will most likely need additional time to complete an assignment.
However, these delays should diminish over time as appraisers and
underwriters become accustomed to the new forms and all that they
entail. Given the new requirements for reporting physical
deficiencies or adverse conditions, appraisers may call for or
recommend inspections and/or certifications by qualified
professionals for concerns or repair issues that are beyond the
expertise of the appraiser. Situations that present themselves may
add additional costs and prolong the appraisal and loan processes.
Knowing about potential issues up front will help mortgage
professionals and clients to deal with them more quickly and
efficiently should they arise.
Appraisal fees and loan-related costs may increase as a result
of the new forms. The added time and research necessary to complete
the forms has prompted many appraisers across the country to raise

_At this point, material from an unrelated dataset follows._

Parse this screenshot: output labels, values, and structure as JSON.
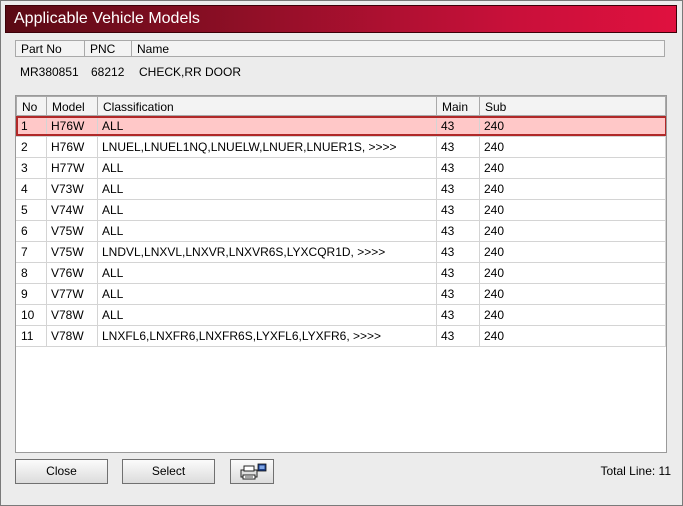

their fees. Some appraisal industry chat groups indicate that some
appraisers have raised or intend to raise their fees anywhere from
$25 to $100 per assignment. Ultimately, the market will respond to
the fee situation and dictate what is acceptable pricing within a
Other things can be done to streamline the appraisal process. Be
sure that your client is aware of the need for an appraisal. Let
him know that an appraiser will be contacting him to schedule a
visit and will need to see the entire property, including
basements, attics, garages, outbuildings, accessory units and
rental units. If payment is due at the time of inspection, be sure
that the client has the funds ready to pay the appraiser. If the
client can be flexible in terms of scheduling the inspection, it
will also aid in the ultimate goal of closing the loan.
Hopefully, you were able to gain insight into the changes that
are occurring in the appraisal industry. As professionals, if we
all work together and communicate with one another, these changes
will be easier to confront and everyone will benefit. In the end,
those who are better informed will help to ease any added stress
that may be created and keep transactions moving forward
Michael C. Coyle is a partner and senior appraiser with
Erdenheim, Pa.-based Higgins & Associates LLC, a residential
and commercial appraisal firm. He is a certified residential
appraiser in Pennsylvania and New Jersey. He may be reached at
(215) 247-5900 ext. 107 or e-mail firstname.lastname@example.org.